Is there such a thing as being too resilient? is a question I’ve asked of Pakistan as a whole many times before. I look at when this debate first began – the night of the APS massacre – and wonder why it took that long for me to begin considering that question. As was at my emotional worst – and also at my angriest. The emotional wreckage felt welcome because of my physical distance from Pakistan. It felt like I was doing something if I was in so much pain – that there was a connection that mattered so much that it bruised no matter how far I was from home. It was comforting and despite the despair that still itched at my heart, it helped me heal.

At some point, we need to break down our shell and allow ourselves to feel the heft of lives lost and lives scattered, of normalcy shattered and routine decimated. We risk losing our humanity and capacity to empathize and mourn if we don’t let our walls down; we risk losing the opportunity to recharge.

I think I have let myself feel too much.
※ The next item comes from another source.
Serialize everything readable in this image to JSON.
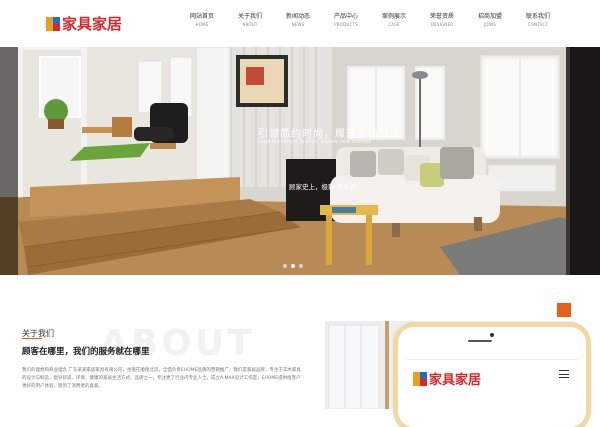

I think I pushed myself to take in so much sorrow that I burnt myself out. Sometimes when I’m alone and I let myself be vulnerable, I cry for myself, for my family, for families I do not know, for people who have cried like I have. I cry for my own little microcosmic problems, and I cry at the sheer scale of the chaos I cannot even begin to comprehend.

And when I’m not crying, I try to fight a battle I’m not sure I picked wisely. We are all guilty of that. We pick fights out of self-righteousness in an attempt to feel vindicated, to feel any sort of productivity in the face of helplessness. We try to educate and inform, when we are the ones who want so desperately to be sat down and educated and informed. We project our own confusion, hurt, chaos of mind and heart onto others and I’m not sure if that heals anything.

And what we all need right now is to heal. Whether the wounds are global, local, personal, we need healing and kindness. Taking part in the “right” discourse can only help so much.

I suppose that’s what I’m tired of. I used to think that argument was the basis of all knowledge, and I still do believe that, but an argument requires some desire to find understanding. The dialogue I attempted to engage in was for the wrong reasons. And so I never truly let myself heal. I just held myself together with spit and gum and pretended I had recharged.

None of us really let ourselves recharge. We have forced ourself to always be “on” and ready to engage.

Screw engaging.

We have outsourced interaction unto words that are cold and impersonal.

I turned the pursuit of kindness into a game of skirmishes that I decided to ascribe intellectual properties unto.

We are – I am – so busy talking that we forget how to really feel, when our guard is down, we are broken and raw. That’s no way to recharge. You do not heal a wound by exposing it to the elements when it needs to be tended to overtime.

I’m tired, and that’s okay, but I need to do something about the fact that I exhausted all of my facilities in self-destructive perseverance.

Being too resilient is a bad thing.

At the time of writing this, I feel smaller and more helpless than I ever have. I don’t think that’s an uncommon sentiment lately, regardless of where you’re from. I find myself turning to art, music, writing but at the time of finishing this draft, an artistic Giant has been assassinated in Pakistan, and rather than taking the time to mourn him, I see my countrymen sharing videos and pictures of his ruined body. There is nothing sacred left about the horrors we as a world are facing. We have monotonized what should be held as unusual and unwelcome, for whatever reason (I have my own theories as to that).

I don’t really have a solution to my own despair, but maybe that’s the point.

Maybe there is no point, but maybe the point is loving fearlessly, whether that’s yourself or others.

There is some comfort in platitude.